> Task requirements
Within the records, how many lines hold the word "Тверская"? State that number alone.

Entries taken from a collection:
- - -
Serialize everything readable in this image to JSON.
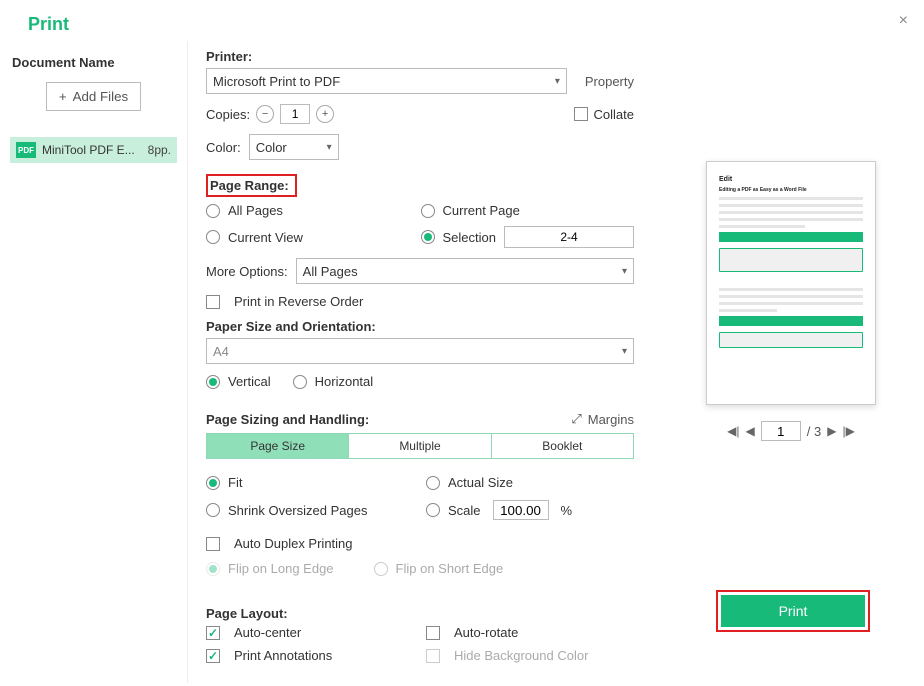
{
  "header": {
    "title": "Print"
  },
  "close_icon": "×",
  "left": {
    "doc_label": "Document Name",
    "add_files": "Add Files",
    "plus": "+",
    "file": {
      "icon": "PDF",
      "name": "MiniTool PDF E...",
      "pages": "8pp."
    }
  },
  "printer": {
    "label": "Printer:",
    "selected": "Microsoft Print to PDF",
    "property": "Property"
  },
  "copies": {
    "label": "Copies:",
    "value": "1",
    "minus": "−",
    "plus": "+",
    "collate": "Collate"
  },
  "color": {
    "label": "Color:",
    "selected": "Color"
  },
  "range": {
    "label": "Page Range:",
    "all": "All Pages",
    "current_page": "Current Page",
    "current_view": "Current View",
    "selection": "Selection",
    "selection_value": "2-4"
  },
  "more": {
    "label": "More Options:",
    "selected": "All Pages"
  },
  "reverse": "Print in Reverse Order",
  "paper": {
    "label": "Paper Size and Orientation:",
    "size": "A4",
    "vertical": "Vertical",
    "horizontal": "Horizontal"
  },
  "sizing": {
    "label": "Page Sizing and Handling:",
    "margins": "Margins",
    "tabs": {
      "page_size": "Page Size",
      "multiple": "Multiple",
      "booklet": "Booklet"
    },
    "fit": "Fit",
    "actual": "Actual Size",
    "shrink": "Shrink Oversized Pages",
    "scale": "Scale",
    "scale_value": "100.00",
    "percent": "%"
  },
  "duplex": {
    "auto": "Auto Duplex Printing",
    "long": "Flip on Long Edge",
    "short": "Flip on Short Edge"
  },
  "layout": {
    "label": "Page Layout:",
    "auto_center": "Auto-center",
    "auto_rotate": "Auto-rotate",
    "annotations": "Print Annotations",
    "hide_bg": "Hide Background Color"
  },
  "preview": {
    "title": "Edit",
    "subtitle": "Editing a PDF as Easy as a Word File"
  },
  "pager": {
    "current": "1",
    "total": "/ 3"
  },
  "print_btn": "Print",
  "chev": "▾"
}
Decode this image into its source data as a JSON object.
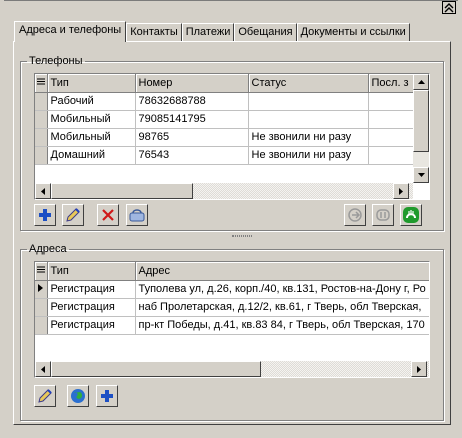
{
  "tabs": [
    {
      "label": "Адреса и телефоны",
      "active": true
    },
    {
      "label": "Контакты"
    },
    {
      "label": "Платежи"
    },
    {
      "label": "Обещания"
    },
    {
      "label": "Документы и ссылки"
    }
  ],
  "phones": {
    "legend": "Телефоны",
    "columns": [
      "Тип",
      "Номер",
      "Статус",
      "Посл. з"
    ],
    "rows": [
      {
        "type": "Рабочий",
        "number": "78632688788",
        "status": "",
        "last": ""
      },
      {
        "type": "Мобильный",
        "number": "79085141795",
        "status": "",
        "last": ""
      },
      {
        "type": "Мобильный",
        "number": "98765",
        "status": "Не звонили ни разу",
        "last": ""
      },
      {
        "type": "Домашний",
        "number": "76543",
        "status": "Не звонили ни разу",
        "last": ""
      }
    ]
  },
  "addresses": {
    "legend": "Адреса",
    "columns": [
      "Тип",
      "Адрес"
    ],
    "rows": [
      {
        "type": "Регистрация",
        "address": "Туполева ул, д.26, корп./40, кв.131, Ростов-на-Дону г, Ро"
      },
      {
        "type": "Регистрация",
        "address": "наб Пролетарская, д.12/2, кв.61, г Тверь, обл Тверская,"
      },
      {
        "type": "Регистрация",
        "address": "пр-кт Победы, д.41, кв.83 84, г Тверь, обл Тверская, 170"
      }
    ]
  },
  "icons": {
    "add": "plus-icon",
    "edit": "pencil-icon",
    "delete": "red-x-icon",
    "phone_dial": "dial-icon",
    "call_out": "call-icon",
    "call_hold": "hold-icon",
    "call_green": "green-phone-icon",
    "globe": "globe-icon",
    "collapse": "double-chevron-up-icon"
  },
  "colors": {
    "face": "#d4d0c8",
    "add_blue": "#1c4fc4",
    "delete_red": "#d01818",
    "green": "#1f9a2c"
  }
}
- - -
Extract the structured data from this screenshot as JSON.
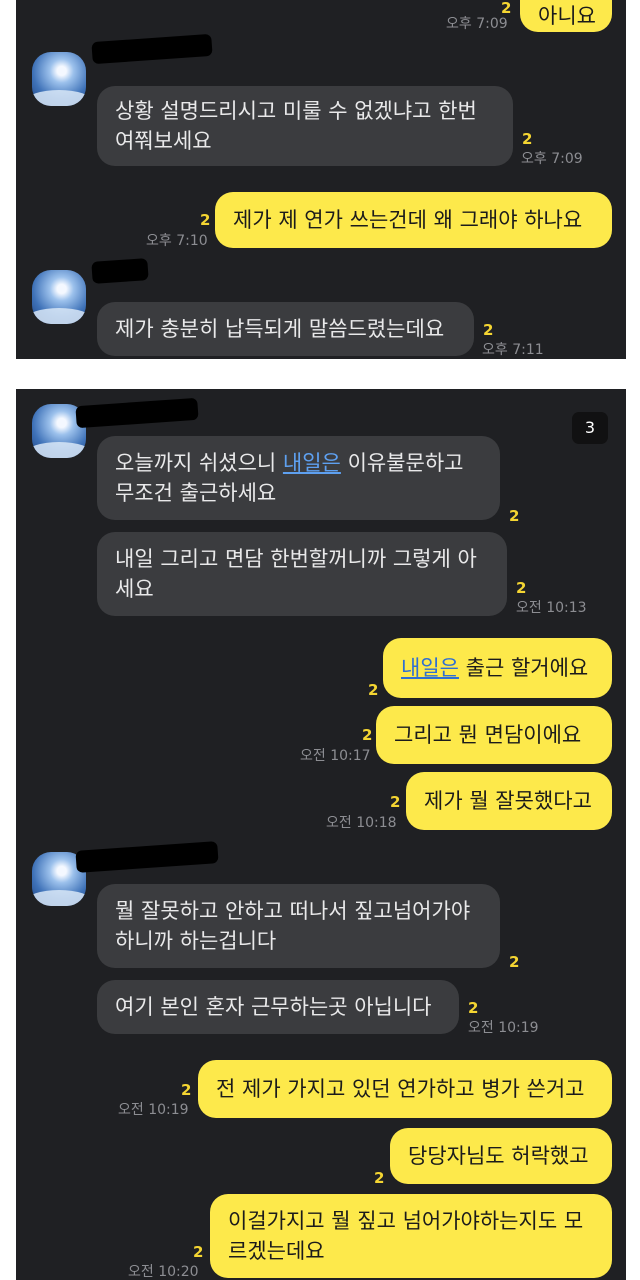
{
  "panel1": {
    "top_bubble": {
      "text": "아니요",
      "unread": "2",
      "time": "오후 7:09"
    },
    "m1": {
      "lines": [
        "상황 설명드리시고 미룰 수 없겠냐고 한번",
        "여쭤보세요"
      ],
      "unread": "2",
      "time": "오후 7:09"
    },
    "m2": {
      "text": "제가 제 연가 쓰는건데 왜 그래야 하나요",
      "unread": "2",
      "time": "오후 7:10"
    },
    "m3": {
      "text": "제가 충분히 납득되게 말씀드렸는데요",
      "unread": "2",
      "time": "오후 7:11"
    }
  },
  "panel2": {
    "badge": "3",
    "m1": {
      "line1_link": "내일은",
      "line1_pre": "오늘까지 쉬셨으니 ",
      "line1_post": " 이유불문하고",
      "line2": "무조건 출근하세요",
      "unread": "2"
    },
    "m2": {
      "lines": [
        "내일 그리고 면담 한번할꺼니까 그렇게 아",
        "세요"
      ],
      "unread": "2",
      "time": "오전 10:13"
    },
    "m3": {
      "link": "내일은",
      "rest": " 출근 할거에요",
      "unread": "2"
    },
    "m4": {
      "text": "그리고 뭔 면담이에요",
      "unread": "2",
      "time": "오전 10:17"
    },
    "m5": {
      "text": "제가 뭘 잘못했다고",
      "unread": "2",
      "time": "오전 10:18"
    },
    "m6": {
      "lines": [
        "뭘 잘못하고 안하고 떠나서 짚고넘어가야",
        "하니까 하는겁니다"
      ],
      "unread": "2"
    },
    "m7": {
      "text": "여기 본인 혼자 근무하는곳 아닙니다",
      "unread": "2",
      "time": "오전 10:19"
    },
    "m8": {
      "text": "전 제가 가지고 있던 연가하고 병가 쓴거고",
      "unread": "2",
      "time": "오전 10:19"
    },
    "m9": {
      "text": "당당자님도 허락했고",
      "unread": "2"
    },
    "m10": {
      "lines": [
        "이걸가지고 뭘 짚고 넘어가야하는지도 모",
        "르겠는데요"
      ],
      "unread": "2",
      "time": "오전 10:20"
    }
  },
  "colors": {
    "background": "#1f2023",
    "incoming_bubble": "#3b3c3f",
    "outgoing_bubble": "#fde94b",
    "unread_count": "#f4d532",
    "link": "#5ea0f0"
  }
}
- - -
> Response to the task
2